The answer must consist solely of the lines from the one with "Transcribe this image's" through the last line of the data, copied exactly, with no pictures.

──────── Information shown

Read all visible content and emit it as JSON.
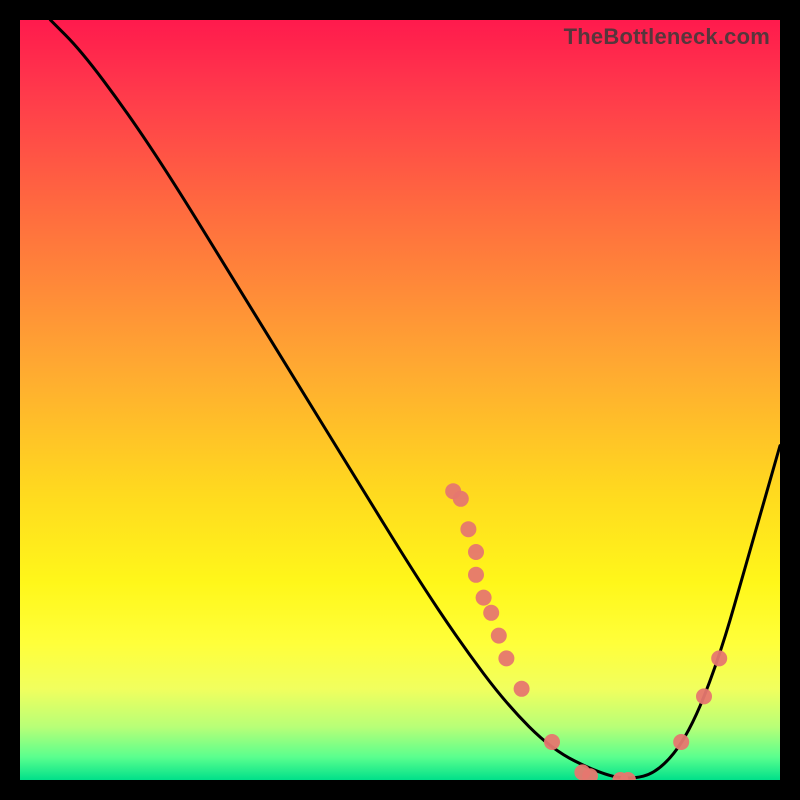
{
  "watermark": "TheBottleneck.com",
  "chart_data": {
    "type": "line",
    "title": "",
    "xlabel": "",
    "ylabel": "",
    "xlim": [
      0,
      100
    ],
    "ylim": [
      0,
      100
    ],
    "series": [
      {
        "name": "curve",
        "x": [
          4,
          8,
          14,
          20,
          28,
          36,
          44,
          52,
          58,
          64,
          70,
          76,
          80,
          84,
          88,
          92,
          96,
          100
        ],
        "y": [
          100,
          96,
          88,
          79,
          66,
          53,
          40,
          27,
          18,
          10,
          4,
          1,
          0,
          1,
          6,
          16,
          30,
          44
        ]
      }
    ],
    "points": [
      {
        "x": 57,
        "y": 38
      },
      {
        "x": 58,
        "y": 37
      },
      {
        "x": 59,
        "y": 33
      },
      {
        "x": 60,
        "y": 30
      },
      {
        "x": 60,
        "y": 27
      },
      {
        "x": 61,
        "y": 24
      },
      {
        "x": 62,
        "y": 22
      },
      {
        "x": 63,
        "y": 19
      },
      {
        "x": 64,
        "y": 16
      },
      {
        "x": 66,
        "y": 12
      },
      {
        "x": 70,
        "y": 5
      },
      {
        "x": 74,
        "y": 1
      },
      {
        "x": 75,
        "y": 0.5
      },
      {
        "x": 79,
        "y": 0
      },
      {
        "x": 80,
        "y": 0
      },
      {
        "x": 87,
        "y": 5
      },
      {
        "x": 90,
        "y": 11
      },
      {
        "x": 92,
        "y": 16
      }
    ],
    "dot_color": "#e6776f",
    "curve_color": "#000000",
    "background_gradient": [
      "#ff1a4d",
      "#ffd91f",
      "#00e08a"
    ]
  }
}
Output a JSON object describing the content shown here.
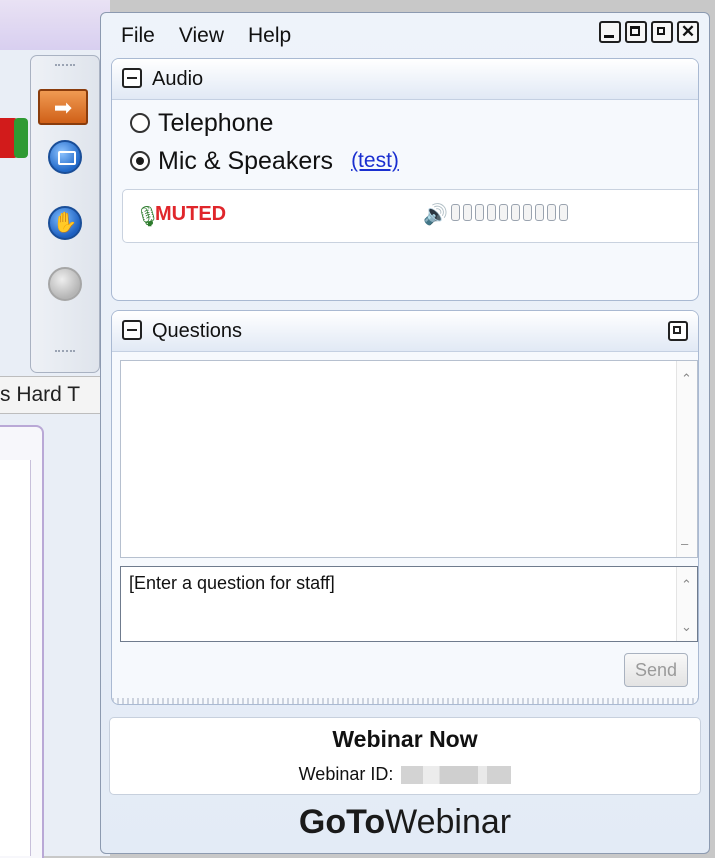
{
  "background": {
    "visible_text": "s Hard T"
  },
  "menu": {
    "file": "File",
    "view": "View",
    "help": "Help"
  },
  "audio": {
    "title": "Audio",
    "option_telephone": "Telephone",
    "option_mic": "Mic & Speakers",
    "selected": "Mic & Speakers",
    "test_link": "(test)",
    "mute_status": "MUTED",
    "volume_level": 0,
    "volume_segments": 10
  },
  "questions": {
    "title": "Questions",
    "input_value": "[Enter a question for staff]",
    "send_label": "Send"
  },
  "webinar": {
    "title": "Webinar Now",
    "id_label": "Webinar ID:"
  },
  "brand": {
    "bold": "GoTo",
    "rest": "Webinar"
  },
  "colors": {
    "muted": "#e0262b",
    "link": "#1a2fd0"
  }
}
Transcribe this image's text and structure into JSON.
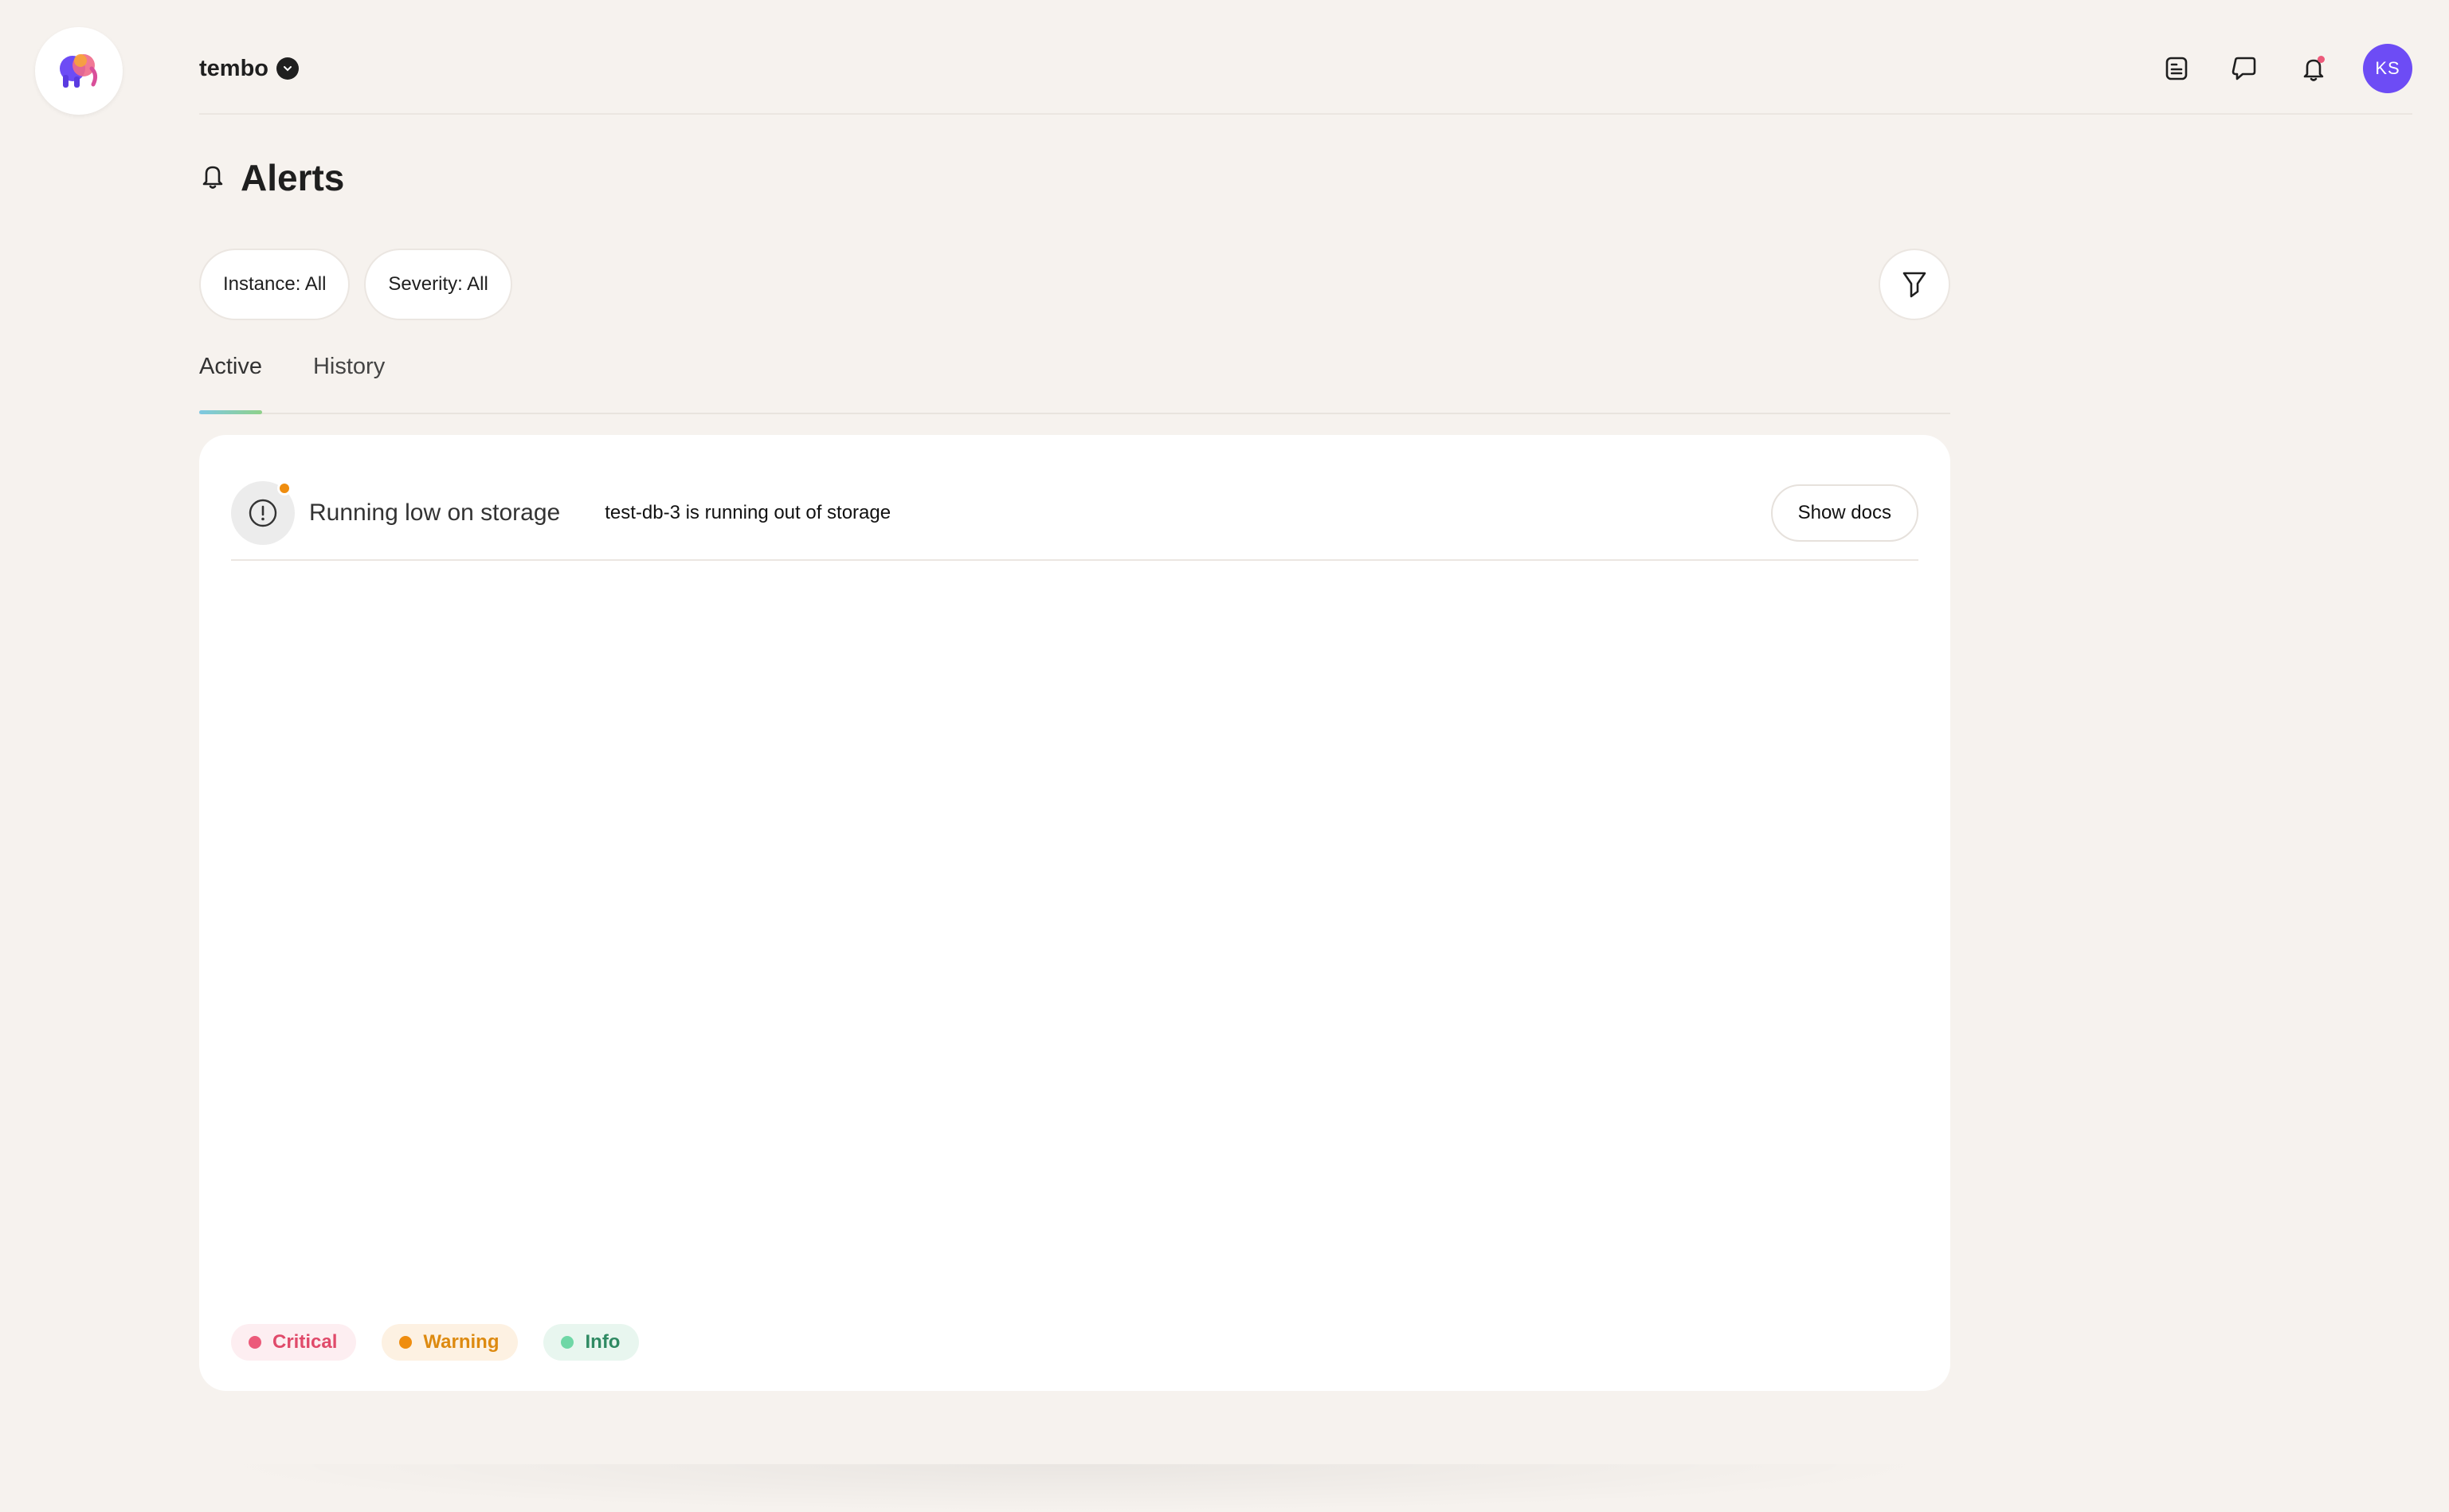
{
  "org": {
    "name": "tembo"
  },
  "user": {
    "initials": "KS",
    "avatar_color": "#6d4cf5"
  },
  "header_icons": [
    "document-icon",
    "chat-icon",
    "bell-icon"
  ],
  "page": {
    "title": "Alerts",
    "icon": "bell-icon"
  },
  "filters": {
    "instance": "Instance: All",
    "severity": "Severity: All"
  },
  "tabs": [
    {
      "label": "Active",
      "active": true
    },
    {
      "label": "History",
      "active": false
    }
  ],
  "alerts": [
    {
      "title": "Running low on storage",
      "description": "test-db-3 is running out of storage",
      "severity": "warning",
      "action_label": "Show docs"
    }
  ],
  "legend": [
    {
      "label": "Critical",
      "color": "#ec5a7a"
    },
    {
      "label": "Warning",
      "color": "#ef8d0f"
    },
    {
      "label": "Info",
      "color": "#6fd7a6"
    }
  ],
  "colors": {
    "background": "#f6f2ee",
    "panel": "#ffffff"
  }
}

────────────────

* Reply *
Transcribe this image's text and structure into JSON.
{
  "org": {
    "name": "tembo"
  },
  "user": {
    "initials": "KS",
    "avatar_color": "#6d4cf5"
  },
  "header_icons": [
    "document-icon",
    "chat-icon",
    "bell-icon"
  ],
  "page": {
    "title": "Alerts",
    "icon": "bell-icon"
  },
  "filters": {
    "instance": "Instance: All",
    "severity": "Severity: All"
  },
  "tabs": [
    {
      "label": "Active",
      "active": true
    },
    {
      "label": "History",
      "active": false
    }
  ],
  "alerts": [
    {
      "title": "Running low on storage",
      "description": "test-db-3 is running out of storage",
      "severity": "warning",
      "action_label": "Show docs"
    }
  ],
  "legend": [
    {
      "label": "Critical",
      "color": "#ec5a7a"
    },
    {
      "label": "Warning",
      "color": "#ef8d0f"
    },
    {
      "label": "Info",
      "color": "#6fd7a6"
    }
  ],
  "colors": {
    "background": "#f6f2ee",
    "panel": "#ffffff"
  }
}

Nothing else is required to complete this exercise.